Fourteen hopefuls, two eagle-eyed advisors and one self-made millionaire. Yes it’s the show that pits Britain’s hungriest business brains against each other to see which one is worthy of a six-figure salary and the chance to become Sir Alan Sugar’s apprentice.
Over twelve weeks the candidates will take part in the toughest recruitment-drive on television. Sharing a luxury townhouse on London’s "millionaire’s row", they will be split into two teams and given a weekly task with which to expose their entrepreneurial nous.
The BBC has a mini site dedicated to the series where you can view previous episodes, get clips from both this and the last series, biographies of the hopefuls and the latest news.
So, which of the 14 will be the first to hear the words: You're Fired
I just saw a great ad on TV tonight which I felt I had to blog about - I think it was doing the rounds in the States a good few months ago. The ad is from IBM and shows a truck screeching to a halt before a woman sitting at a "customer services desk". Here's the dialogue:
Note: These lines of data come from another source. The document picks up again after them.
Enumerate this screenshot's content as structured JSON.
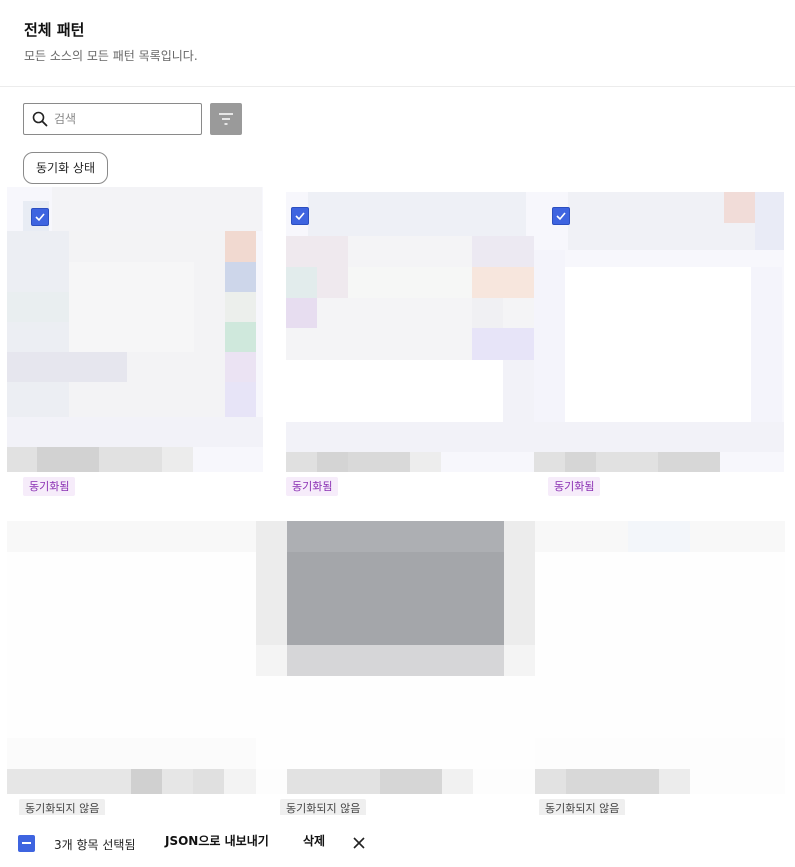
{
  "header": {
    "title": "전체 패턴",
    "subtitle": "모든 소스의 모든 패턴 목록입니다."
  },
  "search": {
    "placeholder": "검색",
    "value": ""
  },
  "filter_chip": {
    "label": "동기화 상태"
  },
  "cards": [
    {
      "selected": true,
      "status": "동기화됨"
    },
    {
      "selected": true,
      "status": "동기화됨"
    },
    {
      "selected": true,
      "status": "동기화됨"
    },
    {
      "selected": false,
      "status": "동기화되지 않음"
    },
    {
      "selected": false,
      "status": "동기화되지 않음"
    },
    {
      "selected": false,
      "status": "동기화되지 않음"
    }
  ],
  "action_bar": {
    "selected_count": "3개 항목 선택됨",
    "export_label": "JSON으로 내보내기",
    "delete_label": "삭제"
  },
  "colors": {
    "accent": "#3e64e0",
    "synced_badge_bg": "#f6ecfa",
    "synced_badge_text": "#8a2fb3",
    "unsynced_badge_bg": "#efefef",
    "filter_button_bg": "#9a9a9a"
  },
  "icons": {
    "search": "search-icon",
    "filter": "filter-icon",
    "check": "check-icon",
    "close": "close-icon"
  }
}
Trucker 1: Would you kindly tell me what you're doing in the road?
IBM Helper: I'm with the Help Desk. You're lost. You're headed to Fresno.
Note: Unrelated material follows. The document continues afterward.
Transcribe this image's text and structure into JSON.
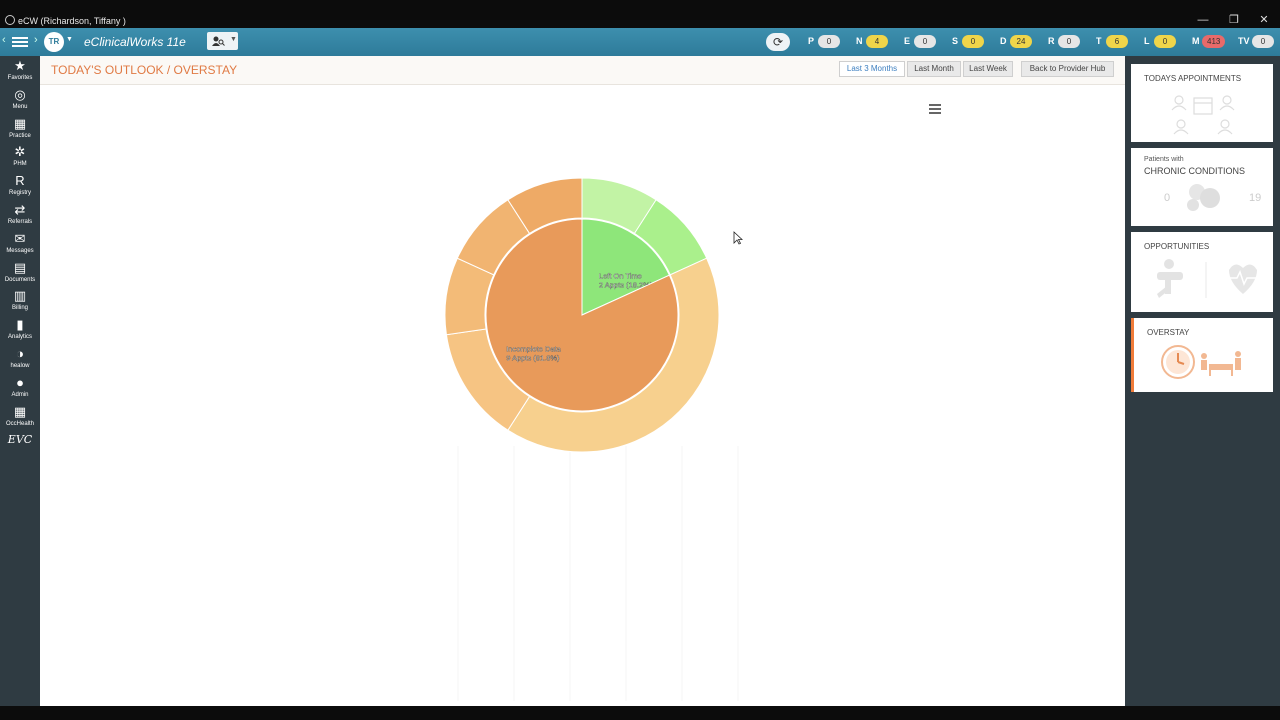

Trucker 1: Fresno, right.
IBM Helper: This is the road to Albuquerque.
Trucker 1: How'd you know we were lost?
IBM Helper: The boxes told me.
Trucker 1: The boxes?
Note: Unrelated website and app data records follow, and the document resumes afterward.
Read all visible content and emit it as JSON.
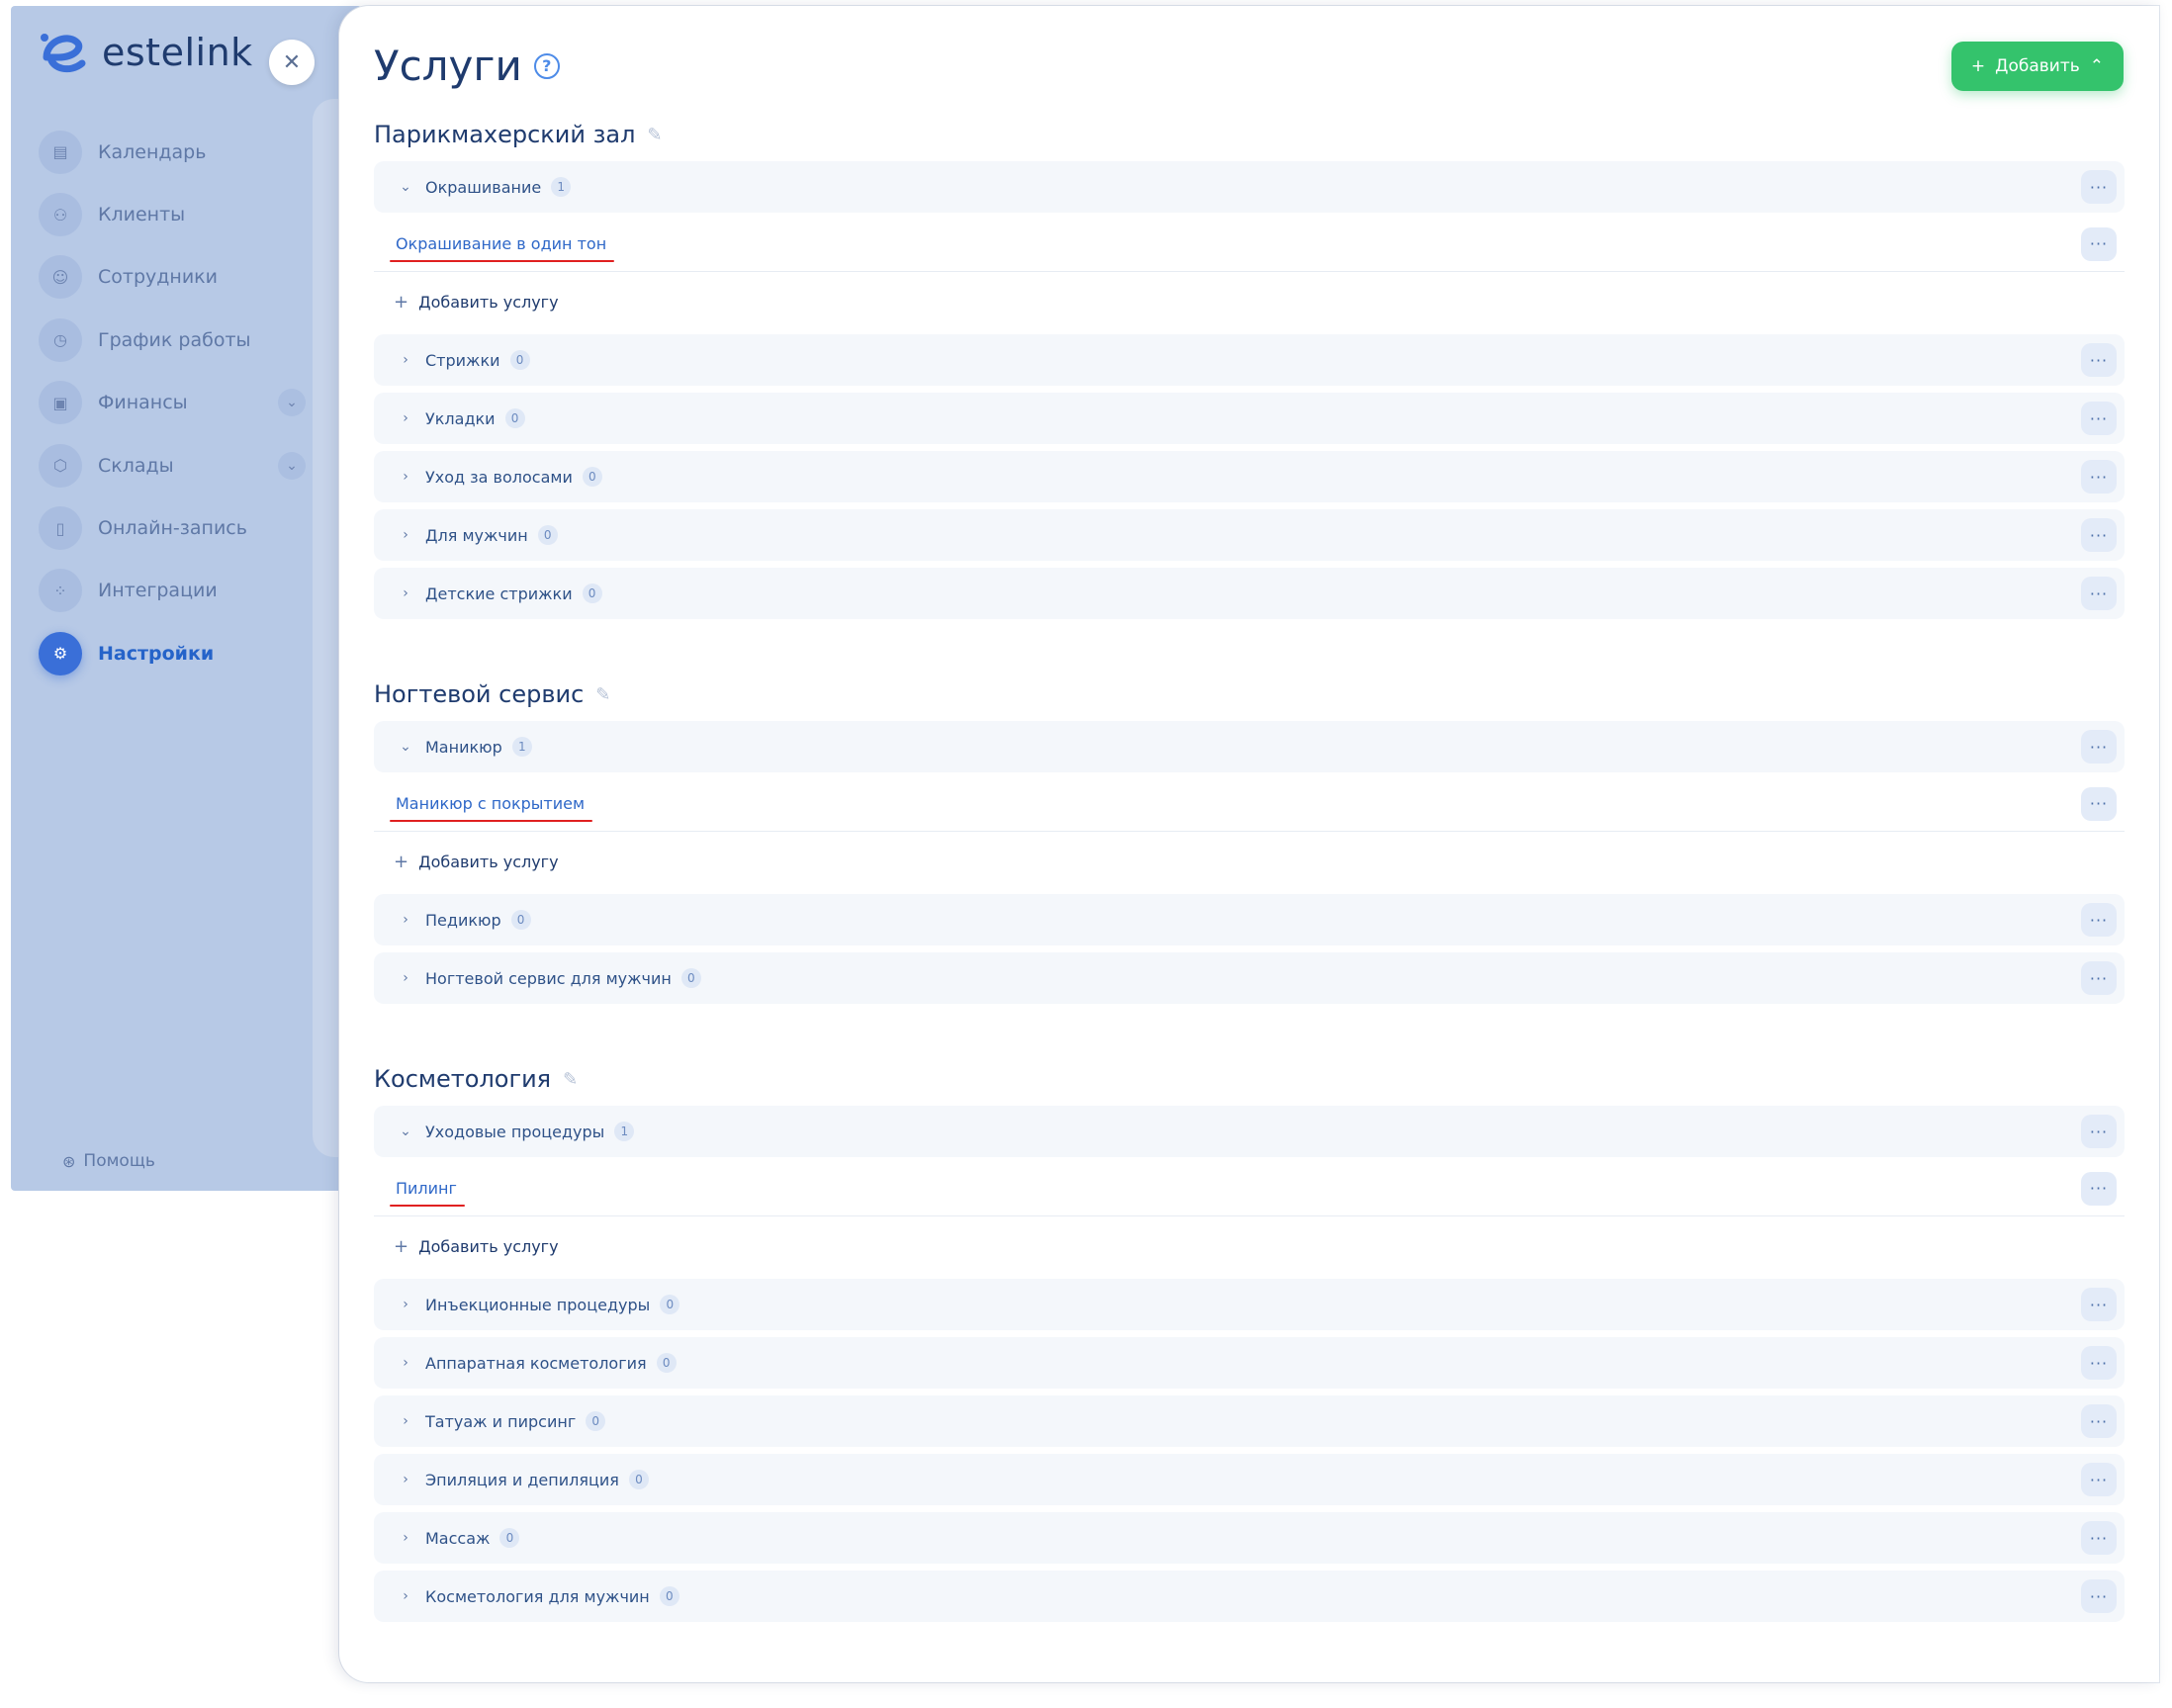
{
  "brand": {
    "name": "estelink"
  },
  "sidebar": {
    "items": [
      {
        "label": "Календарь",
        "icon": "calendar-icon"
      },
      {
        "label": "Клиенты",
        "icon": "clients-icon"
      },
      {
        "label": "Сотрудники",
        "icon": "employee-icon"
      },
      {
        "label": "График работы",
        "icon": "clock-icon"
      },
      {
        "label": "Финансы",
        "icon": "wallet-icon",
        "expandable": true
      },
      {
        "label": "Склады",
        "icon": "warehouse-icon",
        "expandable": true
      },
      {
        "label": "Онлайн-запись",
        "icon": "online-booking-icon"
      },
      {
        "label": "Интеграции",
        "icon": "integrations-icon"
      },
      {
        "label": "Настройки",
        "icon": "gear-icon",
        "active": true
      }
    ],
    "help_label": "Помощь"
  },
  "header": {
    "title": "Услуги",
    "add_label": "Добавить"
  },
  "sections": [
    {
      "title": "Парикмахерский зал",
      "categories": [
        {
          "label": "Окрашивание",
          "count": "1",
          "expanded": true,
          "services": [
            "Окрашивание в один тон"
          ],
          "add_service_label": "Добавить услугу"
        },
        {
          "label": "Стрижки",
          "count": "0"
        },
        {
          "label": "Укладки",
          "count": "0"
        },
        {
          "label": "Уход за волосами",
          "count": "0"
        },
        {
          "label": "Для мужчин",
          "count": "0"
        },
        {
          "label": "Детские стрижки",
          "count": "0"
        }
      ]
    },
    {
      "title": "Ногтевой сервис",
      "categories": [
        {
          "label": "Маникюр",
          "count": "1",
          "expanded": true,
          "services": [
            "Маникюр с покрытием"
          ],
          "add_service_label": "Добавить услугу"
        },
        {
          "label": "Педикюр",
          "count": "0"
        },
        {
          "label": "Ногтевой сервис для мужчин",
          "count": "0"
        }
      ]
    },
    {
      "title": "Косметология",
      "categories": [
        {
          "label": "Уходовые процедуры",
          "count": "1",
          "expanded": true,
          "services": [
            "Пилинг"
          ],
          "add_service_label": "Добавить услугу"
        },
        {
          "label": "Инъекционные процедуры",
          "count": "0"
        },
        {
          "label": "Аппаратная косметология",
          "count": "0"
        },
        {
          "label": "Татуаж и пирсинг",
          "count": "0"
        },
        {
          "label": "Эпиляция и депиляция",
          "count": "0"
        },
        {
          "label": "Массаж",
          "count": "0"
        },
        {
          "label": "Косметология для мужчин",
          "count": "0"
        }
      ]
    }
  ],
  "colors": {
    "accent": "#3a6fd8",
    "add_button": "#34c36c",
    "highlight_underline": "#e02020"
  }
}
IBM Helper: RFID. Radio tags on the cargo. Helps track shipments.
Trucker 1: (to trucker No. 2, all under end titles) The boxes knew we were lost.
Trucker 2: Maybe the boxes should drive.
Trucker 1: Very funny.
I think it's just a very simple way of getting across what this technology stands for.and it probably makes people want to find out a little more about the technology.
View IBM Truckers Ad
Fortune Magazine has an interesting article on Steve Jobs, which not only looks at how the stories surrounding Disney linking to Pixar, but takes a closer look at Steve Jobs, the Master of Disruption. It discusses how Steve Jobs has managed to create two different models :
Apple's trick has been not just its game-changing tech breakthroughs
(music and computers made easy) but its relentless push to disrupt
itself before others have a chance to do so. "The thing that most
people don't realize about Steve is that he is not only really good at
taking technology and turning it into good-looking, easy-to-use
products, he's really good at doing it faster than anyone else," says
Paul Saffo of the Institute of the Future in Palo Alto.
The article goes on to give a an example of how Apple did the unforgvable - making a successful product obsolete within 18 months:
The first one released four years ago had a monochrome screen and a
five-gigabyte hard drive. Now it has a color screen and a 60-gigabyte
hard drive at roughly the same price. What other business would
obsolete a successful product like the iPod mini after only 18 months
to introduce the nano?
I think that Tom Peters used to talk about destroying your business before anyone else does. Steve Jobs seems to follow the same mantra and makes sure that he keeps moving the goalposts for his competitors all the time.